---------- Extracted data ----------
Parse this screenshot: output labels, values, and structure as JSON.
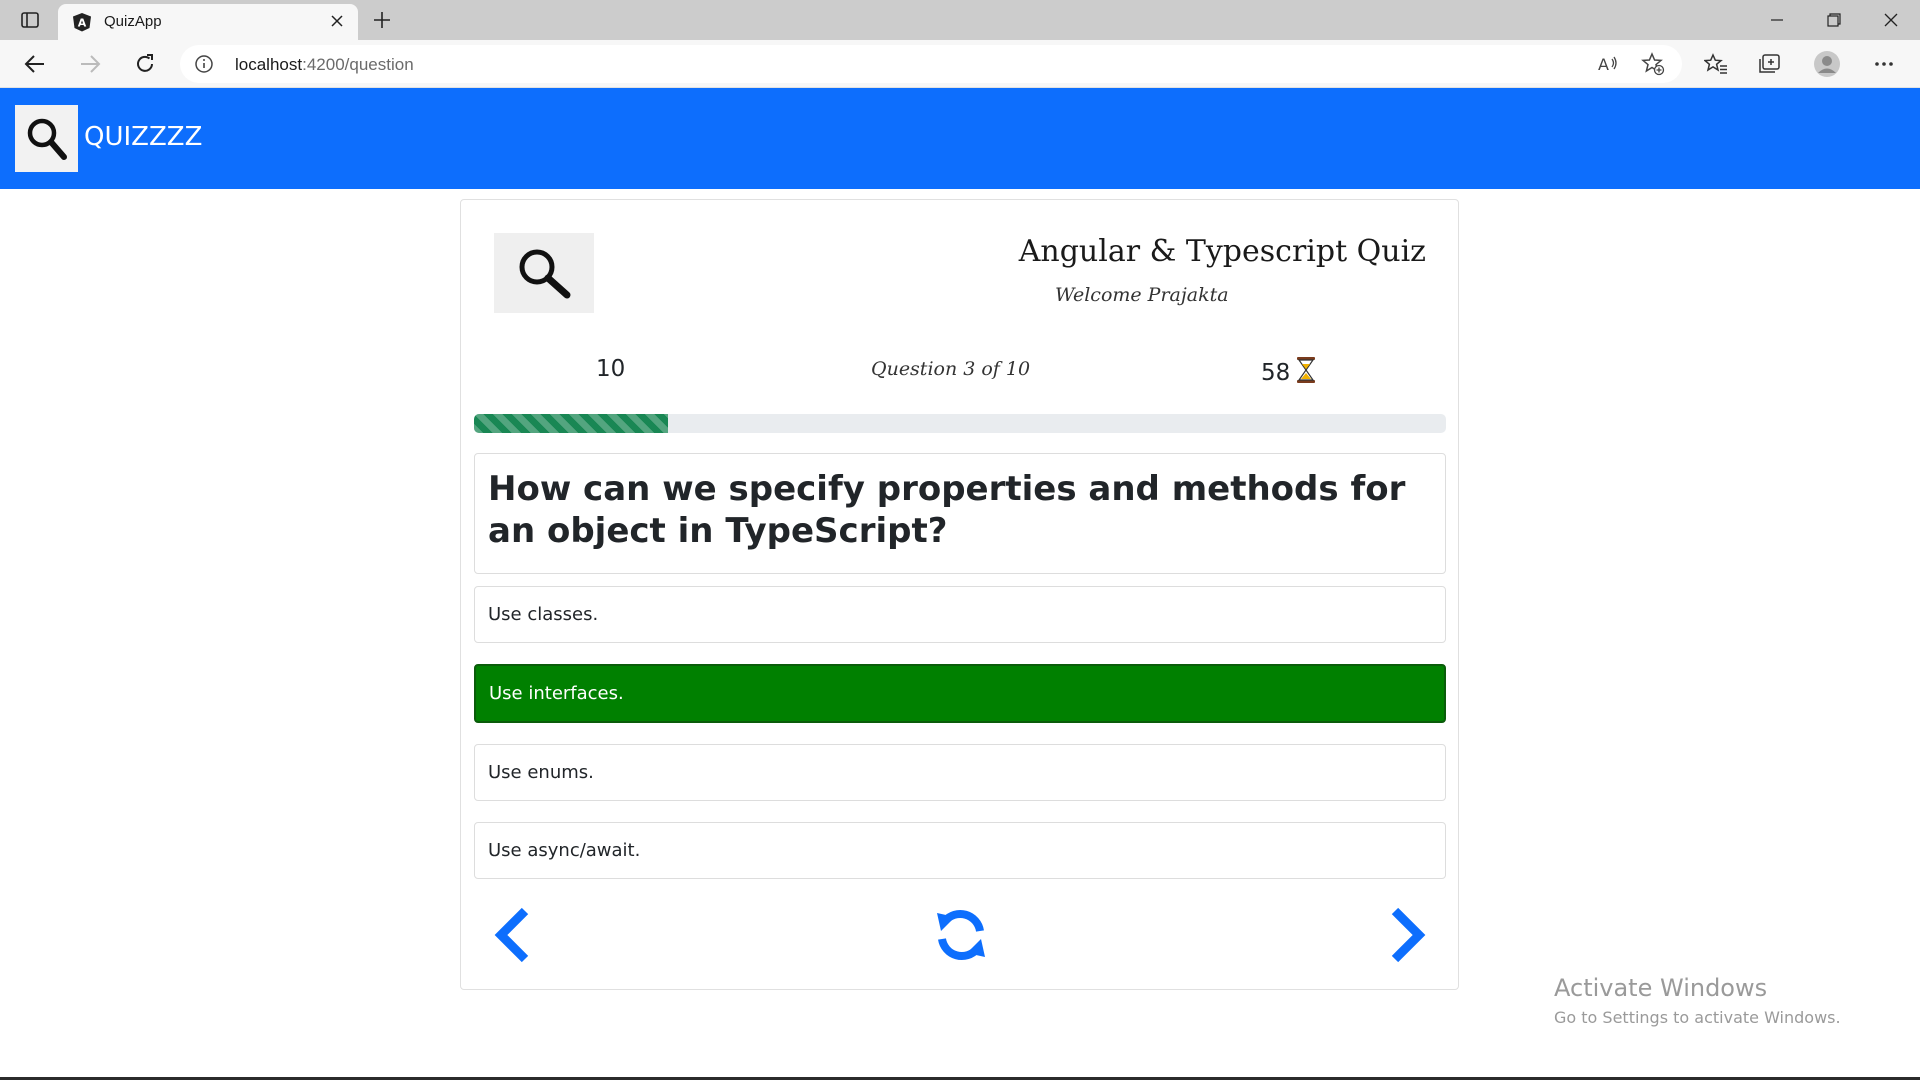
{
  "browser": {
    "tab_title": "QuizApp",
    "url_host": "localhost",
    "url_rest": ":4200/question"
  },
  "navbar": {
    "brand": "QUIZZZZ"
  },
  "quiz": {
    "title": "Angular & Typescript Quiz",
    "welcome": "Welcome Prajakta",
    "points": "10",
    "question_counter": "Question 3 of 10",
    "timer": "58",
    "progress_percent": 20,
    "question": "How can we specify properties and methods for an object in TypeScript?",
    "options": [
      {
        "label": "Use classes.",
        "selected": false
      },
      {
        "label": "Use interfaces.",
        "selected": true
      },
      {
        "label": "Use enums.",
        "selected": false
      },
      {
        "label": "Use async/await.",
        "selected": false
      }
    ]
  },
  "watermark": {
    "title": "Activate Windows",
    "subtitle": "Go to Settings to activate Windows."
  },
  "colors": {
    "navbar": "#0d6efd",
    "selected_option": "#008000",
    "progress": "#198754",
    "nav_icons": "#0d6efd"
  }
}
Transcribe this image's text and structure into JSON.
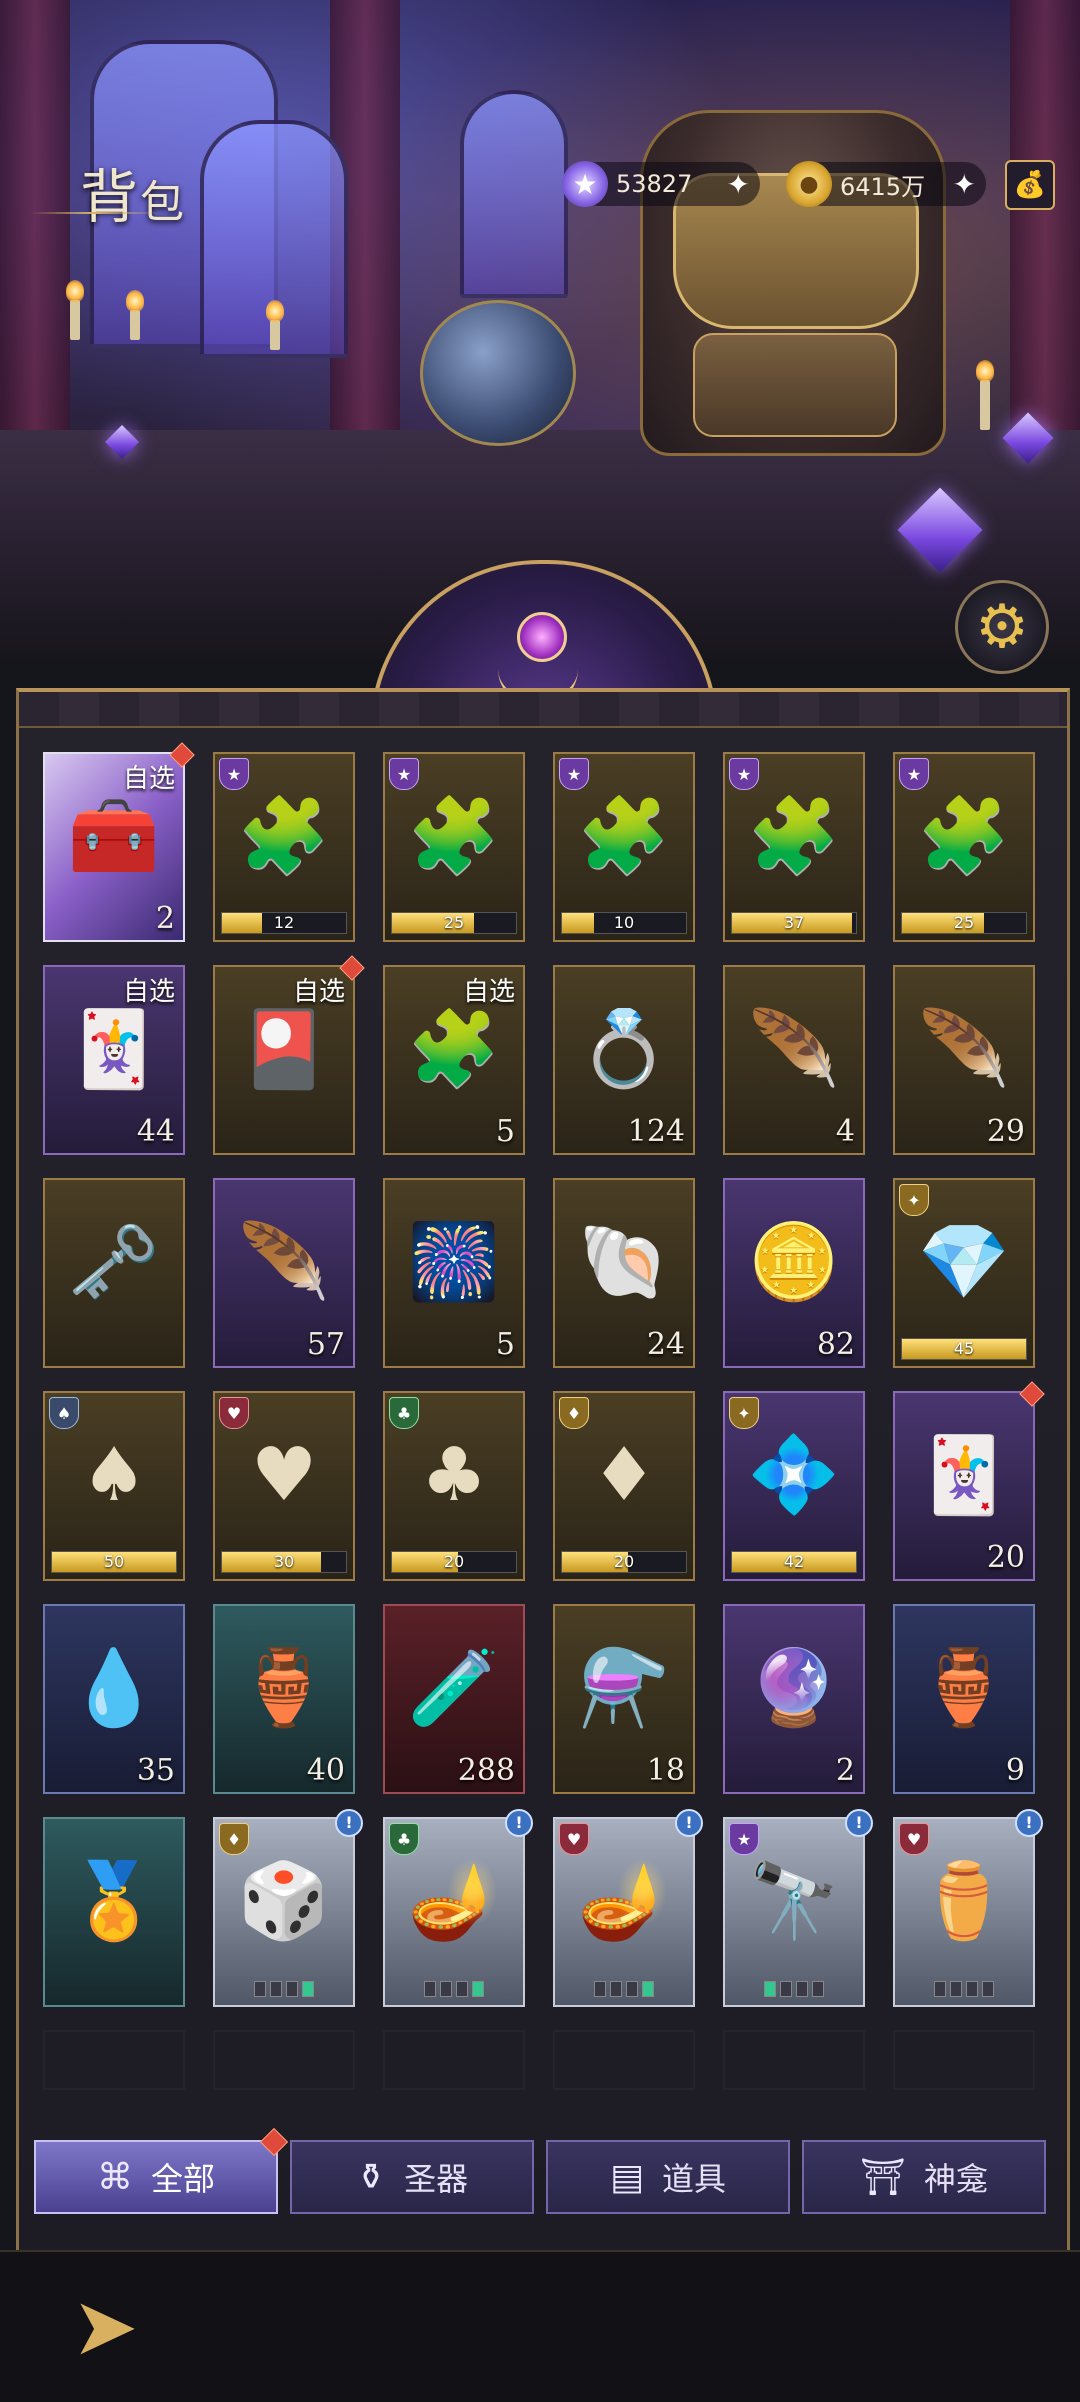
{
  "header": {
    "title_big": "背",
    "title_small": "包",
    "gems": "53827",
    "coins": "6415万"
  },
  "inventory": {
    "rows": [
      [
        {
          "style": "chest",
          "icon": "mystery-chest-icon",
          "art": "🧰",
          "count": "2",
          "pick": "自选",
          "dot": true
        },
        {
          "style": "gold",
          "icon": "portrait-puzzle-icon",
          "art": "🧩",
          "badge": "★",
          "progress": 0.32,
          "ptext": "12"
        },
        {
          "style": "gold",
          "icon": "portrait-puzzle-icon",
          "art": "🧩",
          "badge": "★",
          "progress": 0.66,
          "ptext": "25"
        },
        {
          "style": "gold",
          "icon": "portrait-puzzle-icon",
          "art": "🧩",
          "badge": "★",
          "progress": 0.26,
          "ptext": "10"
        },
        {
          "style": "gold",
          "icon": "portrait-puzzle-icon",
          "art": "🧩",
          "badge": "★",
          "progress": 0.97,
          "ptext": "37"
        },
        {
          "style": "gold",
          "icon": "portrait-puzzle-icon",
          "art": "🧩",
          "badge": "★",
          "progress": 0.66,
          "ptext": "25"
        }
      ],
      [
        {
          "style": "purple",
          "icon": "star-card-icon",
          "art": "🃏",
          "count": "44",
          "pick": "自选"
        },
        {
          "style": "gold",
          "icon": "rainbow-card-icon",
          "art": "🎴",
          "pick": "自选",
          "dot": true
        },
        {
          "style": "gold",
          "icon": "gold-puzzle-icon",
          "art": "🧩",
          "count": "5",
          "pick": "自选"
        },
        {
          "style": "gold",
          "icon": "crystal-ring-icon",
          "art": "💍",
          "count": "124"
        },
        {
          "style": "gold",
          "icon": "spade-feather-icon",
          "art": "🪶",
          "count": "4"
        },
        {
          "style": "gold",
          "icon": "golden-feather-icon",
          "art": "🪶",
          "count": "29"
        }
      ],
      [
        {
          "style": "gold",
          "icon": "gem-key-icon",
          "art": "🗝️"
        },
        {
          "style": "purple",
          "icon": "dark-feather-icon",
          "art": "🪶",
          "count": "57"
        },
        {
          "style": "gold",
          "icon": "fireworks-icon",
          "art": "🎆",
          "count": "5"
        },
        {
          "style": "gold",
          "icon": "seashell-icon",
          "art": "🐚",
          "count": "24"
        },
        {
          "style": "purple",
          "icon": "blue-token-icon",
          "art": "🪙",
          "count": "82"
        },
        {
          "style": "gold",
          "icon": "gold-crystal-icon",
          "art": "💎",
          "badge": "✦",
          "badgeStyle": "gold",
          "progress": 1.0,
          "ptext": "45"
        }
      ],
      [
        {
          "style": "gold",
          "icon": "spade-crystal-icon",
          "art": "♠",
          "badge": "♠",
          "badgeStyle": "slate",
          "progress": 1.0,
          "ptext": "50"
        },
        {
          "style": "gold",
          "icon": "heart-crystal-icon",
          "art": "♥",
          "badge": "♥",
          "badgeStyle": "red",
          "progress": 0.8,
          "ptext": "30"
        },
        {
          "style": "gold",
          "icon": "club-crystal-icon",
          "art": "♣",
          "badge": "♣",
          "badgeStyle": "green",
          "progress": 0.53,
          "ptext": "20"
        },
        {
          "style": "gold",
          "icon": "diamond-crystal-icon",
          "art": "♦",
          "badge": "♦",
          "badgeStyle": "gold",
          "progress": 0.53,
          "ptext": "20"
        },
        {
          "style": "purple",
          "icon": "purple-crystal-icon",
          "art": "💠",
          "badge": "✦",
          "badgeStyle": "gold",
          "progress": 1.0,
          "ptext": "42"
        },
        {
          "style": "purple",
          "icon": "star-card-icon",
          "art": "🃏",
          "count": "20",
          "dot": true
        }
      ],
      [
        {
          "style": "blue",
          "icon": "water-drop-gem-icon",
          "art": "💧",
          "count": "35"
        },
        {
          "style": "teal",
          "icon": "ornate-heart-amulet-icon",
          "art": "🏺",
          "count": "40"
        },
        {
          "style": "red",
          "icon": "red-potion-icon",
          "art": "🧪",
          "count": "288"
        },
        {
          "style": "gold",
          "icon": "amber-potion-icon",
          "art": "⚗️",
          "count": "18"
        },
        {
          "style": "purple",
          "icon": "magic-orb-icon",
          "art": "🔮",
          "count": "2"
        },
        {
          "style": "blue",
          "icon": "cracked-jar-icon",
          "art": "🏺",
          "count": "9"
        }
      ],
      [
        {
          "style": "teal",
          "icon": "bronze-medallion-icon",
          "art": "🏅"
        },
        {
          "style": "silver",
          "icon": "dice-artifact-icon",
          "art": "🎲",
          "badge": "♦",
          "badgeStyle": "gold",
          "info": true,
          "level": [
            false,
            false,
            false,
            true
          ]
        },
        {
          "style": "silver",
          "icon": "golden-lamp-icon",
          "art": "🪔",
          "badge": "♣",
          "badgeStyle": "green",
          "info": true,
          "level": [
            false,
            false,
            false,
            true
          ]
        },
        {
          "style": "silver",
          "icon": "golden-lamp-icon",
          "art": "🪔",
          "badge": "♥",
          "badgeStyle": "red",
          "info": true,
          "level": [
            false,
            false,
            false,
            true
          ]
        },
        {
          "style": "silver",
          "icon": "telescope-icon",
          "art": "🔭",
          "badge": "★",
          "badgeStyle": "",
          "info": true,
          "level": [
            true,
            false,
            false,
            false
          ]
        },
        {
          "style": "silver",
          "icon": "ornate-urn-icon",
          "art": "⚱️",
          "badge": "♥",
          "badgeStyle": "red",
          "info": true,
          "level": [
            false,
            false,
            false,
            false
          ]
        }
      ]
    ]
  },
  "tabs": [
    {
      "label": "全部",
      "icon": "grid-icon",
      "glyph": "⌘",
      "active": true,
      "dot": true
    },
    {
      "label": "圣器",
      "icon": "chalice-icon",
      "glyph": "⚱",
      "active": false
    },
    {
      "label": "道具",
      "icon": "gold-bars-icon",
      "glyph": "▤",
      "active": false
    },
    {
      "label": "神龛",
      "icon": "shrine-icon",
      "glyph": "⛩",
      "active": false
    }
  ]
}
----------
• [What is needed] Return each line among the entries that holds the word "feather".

• [Solution for this task]
          "icon": "spade-feather-icon",
          "icon": "golden-feather-icon",
          "icon": "dark-feather-icon",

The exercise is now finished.